Okinawa governor election to determine fate of US Futenma air base

Osprey aircrafts at the US Marine's Camp Futenma in a crowded urban area of Ginowan, Okinawa prefecture. -- PHOTO: AFP
Osprey aircrafts at the US Marine's Camp Futenma in a crowded urban area of Ginowan, Okinawa prefecture. -- PHOTO: AFP

NAHA, Japan (AFP) - The Japanese prefecture of Okinawa will on Sunday elect a new governor in a vote that will determine the long-stalled relocation of a US military base, with the outcome potentially presenting a headache for premier Shinzo Abe.

Opinion polls this week showed the vote in the prefecture in Japan's far south could see victory for anti-base candidate Takeshi Onaga, in a neck-and-neck battle with incumbent Hirokazu Nakaima - who has the backing of Abe and his party.

A win for Onaga would be a significant blow to the central government because the governor has the power to veto the landfill work needed for a new base to be built.

That would leave Abe facing either overruling locally-elected officials - risking charges of authoritarianism - or reverting to the cajoling and persuading of recent years, which would not be popular with Washington.

It would also take some of the wind out of Abe's sails just days before he is expected to announce a snap general election.

Nakaima stands accused of betraying the semi-tropical island chain after striking a deal with Tokyo last year to greenlight a plan to move the US Marines' Futenma Air Station from a crowded urban area to a sparsely populated coastal district some 50 kilometres to the north.

In what critics said amounted to a bribe, Abe pledged a huge cash injection to the local economy in return for Nakaima reversing years of opposition to the move, which was first mooted in the 1990s.

Deadlock on the move has frustrated the Americans and proved a thorn in the side of successive Japanese governments.

Okinawa is home to more than half of the 47,000 US service personnel stationed in Japan, and strategically key to the US-Japan security alliance at a time of simmering tensions in East Asia.

But there is widespread local hostility to the military presence, with complaints over noise, the risk of accidents and a perception that the presence of so many young servicemen is a source of crime.

The current base sits in a residential district whose inhabitants bitterly recall a 2004 military helicopter crash in the grounds of a local university, and who resent the sound of roaring engines metres from their backyards.

Nakaima claims that the current relocation plan is the only realistic option in order to eliminate the danger of the Futenma base.

The dispute taps into a vein of historical resentment.
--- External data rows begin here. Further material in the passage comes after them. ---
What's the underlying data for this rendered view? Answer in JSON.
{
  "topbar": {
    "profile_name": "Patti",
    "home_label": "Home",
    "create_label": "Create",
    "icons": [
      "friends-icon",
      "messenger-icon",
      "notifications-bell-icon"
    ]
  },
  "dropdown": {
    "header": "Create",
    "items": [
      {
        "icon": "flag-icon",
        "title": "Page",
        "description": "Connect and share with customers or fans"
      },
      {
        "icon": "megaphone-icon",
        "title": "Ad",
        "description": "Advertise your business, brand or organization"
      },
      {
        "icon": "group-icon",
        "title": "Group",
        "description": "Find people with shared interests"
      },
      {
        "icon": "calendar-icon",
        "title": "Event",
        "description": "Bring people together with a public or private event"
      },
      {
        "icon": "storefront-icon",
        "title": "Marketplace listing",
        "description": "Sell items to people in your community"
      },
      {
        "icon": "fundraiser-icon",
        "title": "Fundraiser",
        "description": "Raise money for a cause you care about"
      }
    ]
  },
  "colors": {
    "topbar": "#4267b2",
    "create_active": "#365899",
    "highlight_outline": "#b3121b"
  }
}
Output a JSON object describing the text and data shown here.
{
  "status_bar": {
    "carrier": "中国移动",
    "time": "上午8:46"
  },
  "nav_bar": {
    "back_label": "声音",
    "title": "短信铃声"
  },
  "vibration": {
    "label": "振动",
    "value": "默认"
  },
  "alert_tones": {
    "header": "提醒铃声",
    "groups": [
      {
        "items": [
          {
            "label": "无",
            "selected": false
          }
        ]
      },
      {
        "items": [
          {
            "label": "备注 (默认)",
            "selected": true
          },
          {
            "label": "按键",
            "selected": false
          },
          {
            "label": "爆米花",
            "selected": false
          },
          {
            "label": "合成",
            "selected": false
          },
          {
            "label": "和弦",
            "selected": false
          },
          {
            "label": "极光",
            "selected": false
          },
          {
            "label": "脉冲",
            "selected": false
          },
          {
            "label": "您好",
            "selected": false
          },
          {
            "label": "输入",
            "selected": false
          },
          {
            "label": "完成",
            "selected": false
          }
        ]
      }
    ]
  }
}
Previously an independent kingdom, Okinawa was annexed by Japan in the 19th century and was under US rule for almost three decades after World War II.

On the campaign trail Saturday, Onaga told AFP: "These bases are just a nuisance. If they weren't here, Okinawa would be a lot more developed. Please tell America: the bases are in the way."